Filter the data below, keeping only lines that contain "true".

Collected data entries
=== Begin Enclosure ===

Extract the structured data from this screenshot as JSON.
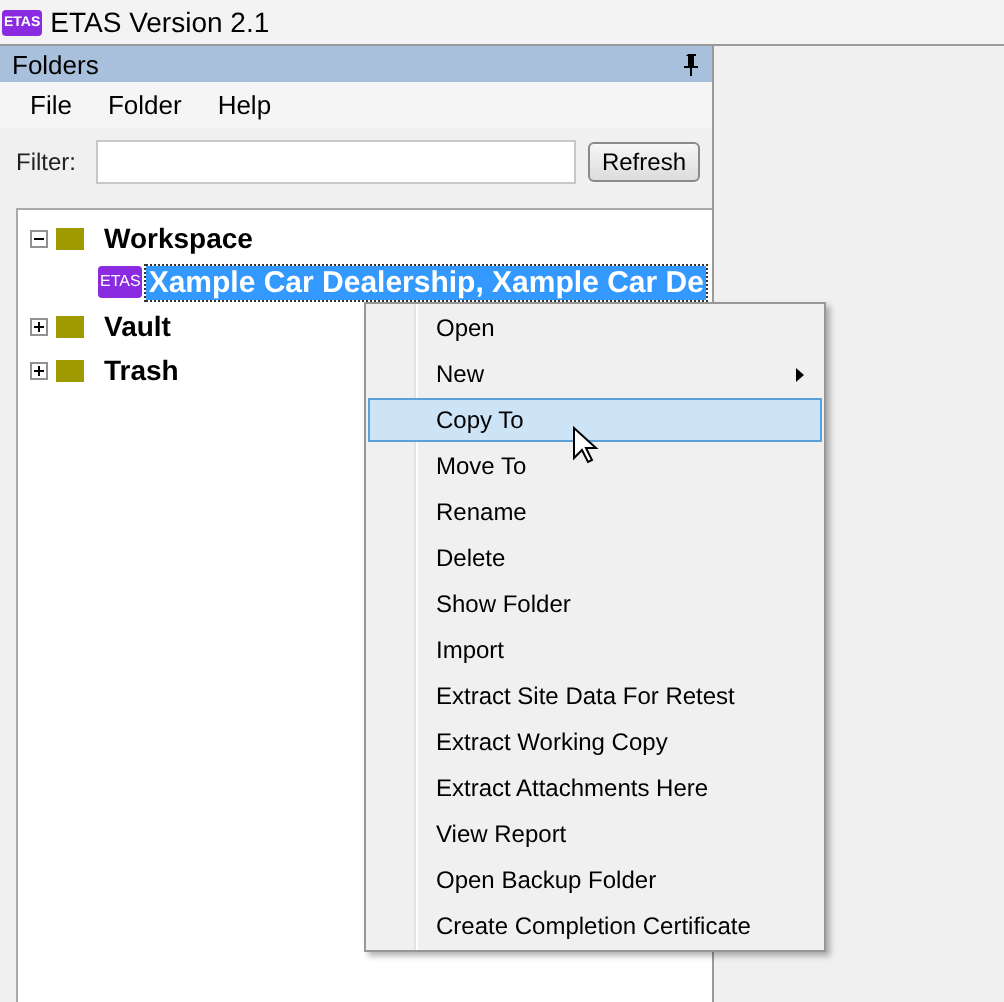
{
  "window": {
    "title": "ETAS Version 2.1",
    "app_icon": "ETAS"
  },
  "panel": {
    "title": "Folders"
  },
  "menu_bar": [
    "File",
    "Folder",
    "Help"
  ],
  "filter": {
    "label": "Filter:",
    "button": "Refresh"
  },
  "tree": [
    {
      "label": "Workspace",
      "kind": "folder",
      "expanded": true,
      "selected": false,
      "children": [
        {
          "label": "Xample Car Dealership, Xample Car De",
          "kind": "report",
          "badge": "ETAS",
          "selected": true
        }
      ]
    },
    {
      "label": "Vault",
      "kind": "folder",
      "expanded": false,
      "selected": false
    },
    {
      "label": "Trash",
      "kind": "folder",
      "expanded": false,
      "selected": false
    }
  ],
  "context_menu": [
    {
      "label": "Open",
      "selected": false,
      "submenu": false
    },
    {
      "label": "New",
      "selected": false,
      "submenu": true
    },
    {
      "label": "Copy To",
      "selected": true,
      "submenu": false
    },
    {
      "label": "Move To",
      "selected": false,
      "submenu": false
    },
    {
      "label": "Rename",
      "selected": false,
      "submenu": false
    },
    {
      "label": "Delete",
      "selected": false,
      "submenu": false
    },
    {
      "label": "Show Folder",
      "selected": false,
      "submenu": false
    },
    {
      "label": "Import",
      "selected": false,
      "submenu": false
    },
    {
      "label": "Extract Site Data For Retest",
      "selected": false,
      "submenu": false
    },
    {
      "label": "Extract Working Copy",
      "selected": false,
      "submenu": false
    },
    {
      "label": "Extract Attachments Here",
      "selected": false,
      "submenu": false
    },
    {
      "label": "View Report",
      "selected": false,
      "submenu": false
    },
    {
      "label": "Open Backup Folder",
      "selected": false,
      "submenu": false
    },
    {
      "label": "Create Completion Certificate",
      "selected": false,
      "submenu": false
    }
  ]
}
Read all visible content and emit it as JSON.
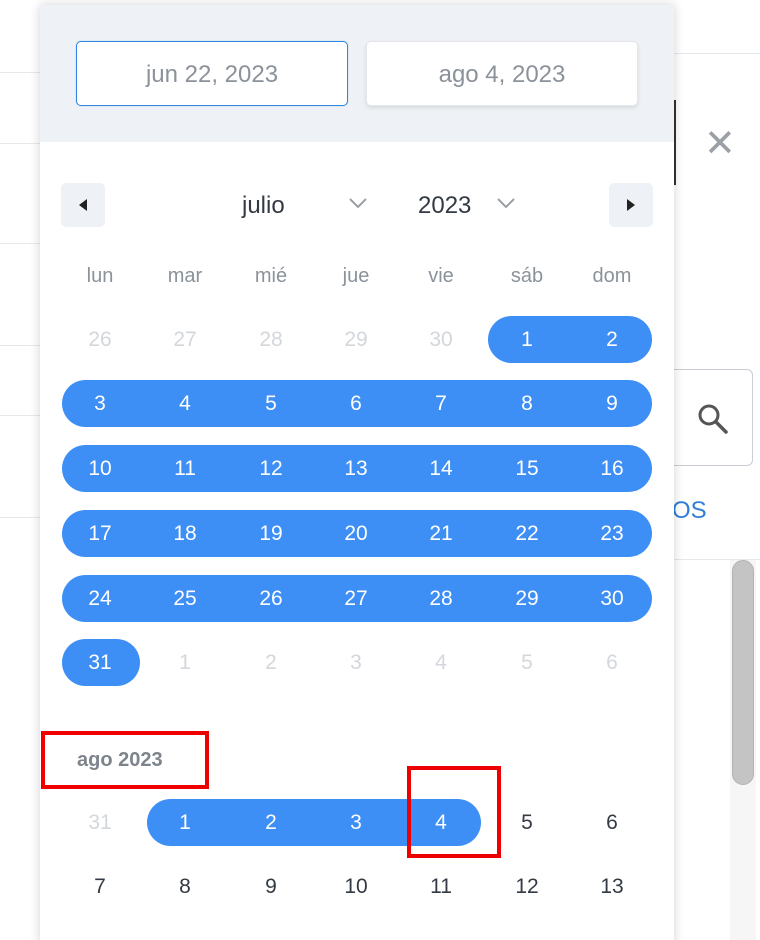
{
  "range": {
    "start": "jun 22, 2023",
    "end": "ago 4, 2023"
  },
  "nav": {
    "prev_icon": "triangle-left-icon",
    "next_icon": "triangle-right-icon"
  },
  "month_select": {
    "value": "julio",
    "icon": "chevron-down-icon"
  },
  "year_select": {
    "value": "2023",
    "icon": "chevron-down-icon"
  },
  "weekdays": [
    "lun",
    "mar",
    "mié",
    "jue",
    "vie",
    "sáb",
    "dom"
  ],
  "july": {
    "weeks": [
      [
        "26",
        "27",
        "28",
        "29",
        "30",
        "1",
        "2"
      ],
      [
        "3",
        "4",
        "5",
        "6",
        "7",
        "8",
        "9"
      ],
      [
        "10",
        "11",
        "12",
        "13",
        "14",
        "15",
        "16"
      ],
      [
        "17",
        "18",
        "19",
        "20",
        "21",
        "22",
        "23"
      ],
      [
        "24",
        "25",
        "26",
        "27",
        "28",
        "29",
        "30"
      ],
      [
        "31",
        "1",
        "2",
        "3",
        "4",
        "5",
        "6"
      ]
    ]
  },
  "august": {
    "label": "ago 2023",
    "weeks": [
      [
        "31",
        "1",
        "2",
        "3",
        "4",
        "5",
        "6"
      ],
      [
        "7",
        "8",
        "9",
        "10",
        "11",
        "12",
        "13"
      ]
    ]
  },
  "background": {
    "link_text": "OS"
  },
  "colors": {
    "accent": "#3d8ff5",
    "highlight": "#ee0000",
    "header_bg": "#eef1f5"
  }
}
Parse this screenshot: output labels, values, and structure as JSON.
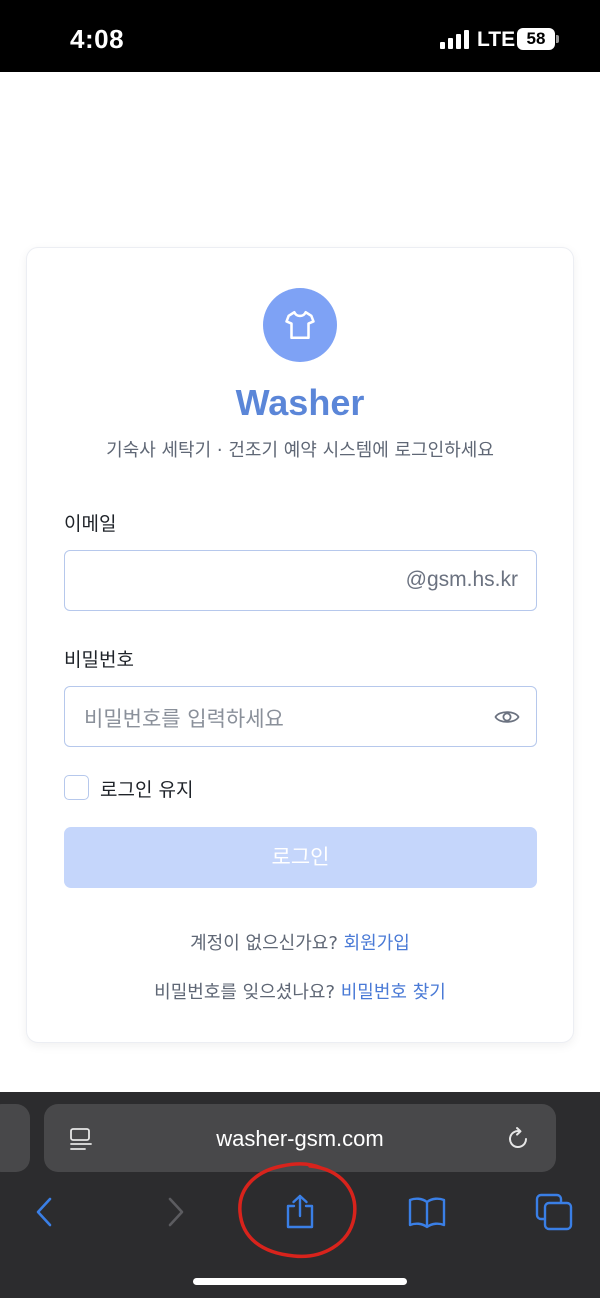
{
  "status_bar": {
    "time": "4:08",
    "network": "LTE",
    "battery": "58"
  },
  "card": {
    "brand": "Washer",
    "subtitle": "기숙사 세탁기 · 건조기 예약 시스템에 로그인하세요",
    "email": {
      "label": "이메일",
      "suffix": "@gsm.hs.kr",
      "value": ""
    },
    "password": {
      "label": "비밀번호",
      "placeholder": "비밀번호를 입력하세요"
    },
    "remember": {
      "label": "로그인 유지",
      "checked": false
    },
    "login_button": "로그인",
    "signup": {
      "prompt": "계정이 없으신가요?",
      "link": "회원가입"
    },
    "forgot": {
      "prompt": "비밀번호를 잊으셨나요?",
      "link": "비밀번호 찾기"
    }
  },
  "browser": {
    "url": "washer-gsm.com",
    "icons": [
      "reader-icon",
      "reload-icon",
      "back-icon",
      "forward-icon",
      "share-icon",
      "bookmarks-icon",
      "tabs-icon"
    ]
  },
  "colors": {
    "brand": "#5b86d8",
    "logo_bg": "#7ea2f5",
    "button_disabled": "#c5d6fb",
    "link": "#4a7ad6",
    "browser_icon": "#3a7fe6",
    "annotation": "#d8231c"
  }
}
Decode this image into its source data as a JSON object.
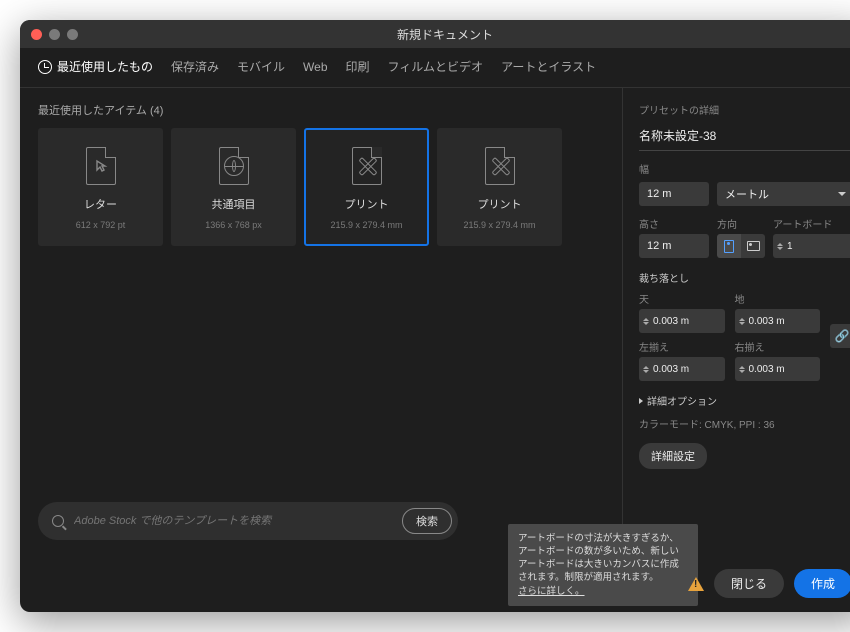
{
  "title": "新規ドキュメント",
  "tabs": [
    {
      "label": "最近使用したもの"
    },
    {
      "label": "保存済み"
    },
    {
      "label": "モバイル"
    },
    {
      "label": "Web"
    },
    {
      "label": "印刷"
    },
    {
      "label": "フィルムとビデオ"
    },
    {
      "label": "アートとイラスト"
    }
  ],
  "recent_header": "最近使用したアイテム (4)",
  "cards": [
    {
      "title": "レター",
      "sub": "612 x 792 pt"
    },
    {
      "title": "共通項目",
      "sub": "1366 x 768 px"
    },
    {
      "title": "プリント",
      "sub": "215.9 x 279.4 mm"
    },
    {
      "title": "プリント",
      "sub": "215.9 x 279.4 mm"
    }
  ],
  "search": {
    "placeholder": "Adobe Stock で他のテンプレートを検索",
    "button": "検索"
  },
  "panel": {
    "header": "プリセットの詳細",
    "name": "名称未設定-38",
    "width_label": "幅",
    "width_value": "12 m",
    "unit": "メートル",
    "height_label": "高さ",
    "height_value": "12 m",
    "orientation_label": "方向",
    "artboards_label": "アートボード",
    "artboards_value": "1",
    "bleed_header": "裁ち落とし",
    "top_label": "天",
    "bottom_label": "地",
    "left_label": "左揃え",
    "right_label": "右揃え",
    "bleed_value": "0.003 m",
    "advanced_toggle": "詳細オプション",
    "mode_line": "カラーモード: CMYK, PPI : 36",
    "advanced_button": "詳細設定"
  },
  "tooltip": {
    "text": "アートボードの寸法が大きすぎるか、アートボードの数が多いため、新しいアートボードは大きいカンバスに作成されます。制限が適用されます。",
    "link": "さらに詳しく。"
  },
  "actions": {
    "close": "閉じる",
    "create": "作成"
  }
}
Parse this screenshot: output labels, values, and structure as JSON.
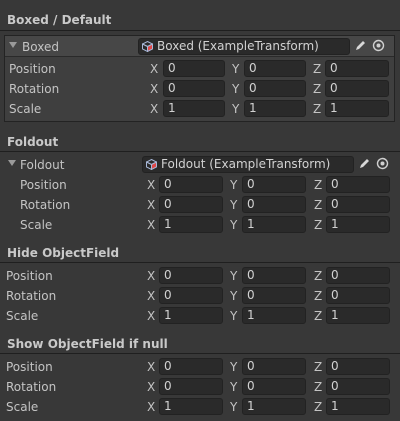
{
  "sections": {
    "boxed": {
      "title": "Boxed / Default",
      "foldout_label": "Boxed",
      "object_value": "Boxed (ExampleTransform)"
    },
    "foldout": {
      "title": "Foldout",
      "foldout_label": "Foldout",
      "object_value": "Foldout (ExampleTransform)"
    },
    "hide_object": {
      "title": "Hide ObjectField"
    },
    "show_if_null": {
      "title": "Show ObjectField if null"
    }
  },
  "labels": {
    "position": "Position",
    "rotation": "Rotation",
    "scale": "Scale"
  },
  "axes": {
    "x": "X",
    "y": "Y",
    "z": "Z"
  },
  "values": {
    "position": {
      "x": "0",
      "y": "0",
      "z": "0"
    },
    "rotation": {
      "x": "0",
      "y": "0",
      "z": "0"
    },
    "scale": {
      "x": "1",
      "y": "1",
      "z": "1"
    }
  },
  "icons": {
    "object_icon": "cube-icon",
    "edit_icon": "pencil-icon",
    "picker_icon": "object-picker-icon",
    "foldout_icon": "triangle-down-icon"
  }
}
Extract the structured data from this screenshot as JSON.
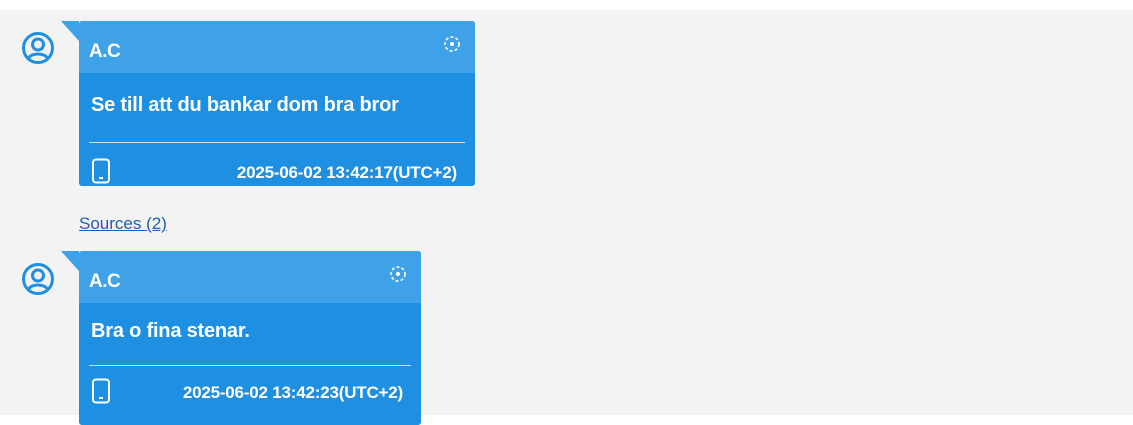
{
  "colors": {
    "bubble": "#1e8fe1",
    "bubble_header": "#3fa1e7",
    "avatar": "#1e8fe1",
    "link": "#1a5fb4",
    "panel_background": "#f3f3f3"
  },
  "messages": [
    {
      "sender": "A.C",
      "text": "Se till att du bankar dom bra bror",
      "timestamp": "2025-06-02 13:42:17(UTC+2)",
      "avatar_icon": "user-circle-icon",
      "status_icon": "status-spinner-icon",
      "device_icon": "mobile-phone-icon",
      "sources_label": "Sources (2)"
    },
    {
      "sender": "A.C",
      "text": "Bra o fina stenar.",
      "timestamp": "2025-06-02 13:42:23(UTC+2)",
      "avatar_icon": "user-circle-icon",
      "status_icon": "status-spinner-icon",
      "device_icon": "mobile-phone-icon"
    }
  ]
}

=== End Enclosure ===

▶ _TASK ANSWER_:
      "expanded": true,
          "selected": true
      "submenu": true
      "selected": true,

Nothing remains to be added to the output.